+++ RECORDS FOR PROCESSING

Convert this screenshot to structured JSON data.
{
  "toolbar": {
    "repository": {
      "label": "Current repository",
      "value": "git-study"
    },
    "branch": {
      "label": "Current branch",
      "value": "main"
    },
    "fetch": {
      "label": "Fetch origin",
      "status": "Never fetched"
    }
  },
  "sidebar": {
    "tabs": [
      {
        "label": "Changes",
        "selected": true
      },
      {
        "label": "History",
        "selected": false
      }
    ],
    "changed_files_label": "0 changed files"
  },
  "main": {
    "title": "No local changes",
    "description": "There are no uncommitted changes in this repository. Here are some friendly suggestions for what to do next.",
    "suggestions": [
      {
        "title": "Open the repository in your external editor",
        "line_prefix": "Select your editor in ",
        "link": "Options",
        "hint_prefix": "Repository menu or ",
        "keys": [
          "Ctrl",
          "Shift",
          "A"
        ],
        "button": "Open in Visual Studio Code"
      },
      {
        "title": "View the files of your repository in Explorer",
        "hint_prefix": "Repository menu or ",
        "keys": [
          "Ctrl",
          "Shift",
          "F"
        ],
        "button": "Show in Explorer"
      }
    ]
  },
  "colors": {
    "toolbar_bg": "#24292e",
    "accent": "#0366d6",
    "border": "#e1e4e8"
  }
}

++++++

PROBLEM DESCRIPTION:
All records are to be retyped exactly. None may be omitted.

THE ANSWER:
Convert this screenshot to structured JSON data.
{
  "toolbar": {
    "repository": {
      "label": "Current repository",
      "value": "git-study"
    },
    "branch": {
      "label": "Current branch",
      "value": "main"
    },
    "fetch": {
      "label": "Fetch origin",
      "status": "Never fetched"
    }
  },
  "sidebar": {
    "tabs": [
      {
        "label": "Changes",
        "selected": true
      },
      {
        "label": "History",
        "selected": false
      }
    ],
    "changed_files_label": "0 changed files"
  },
  "main": {
    "title": "No local changes",
    "description": "There are no uncommitted changes in this repository. Here are some friendly suggestions for what to do next.",
    "suggestions": [
      {
        "title": "Open the repository in your external editor",
        "line_prefix": "Select your editor in ",
        "link": "Options",
        "hint_prefix": "Repository menu or ",
        "keys": [
          "Ctrl",
          "Shift",
          "A"
        ],
        "button": "Open in Visual Studio Code"
      },
      {
        "title": "View the files of your repository in Explorer",
        "hint_prefix": "Repository menu or ",
        "keys": [
          "Ctrl",
          "Shift",
          "F"
        ],
        "button": "Show in Explorer"
      }
    ]
  },
  "colors": {
    "toolbar_bg": "#24292e",
    "accent": "#0366d6",
    "border": "#e1e4e8"
  }
}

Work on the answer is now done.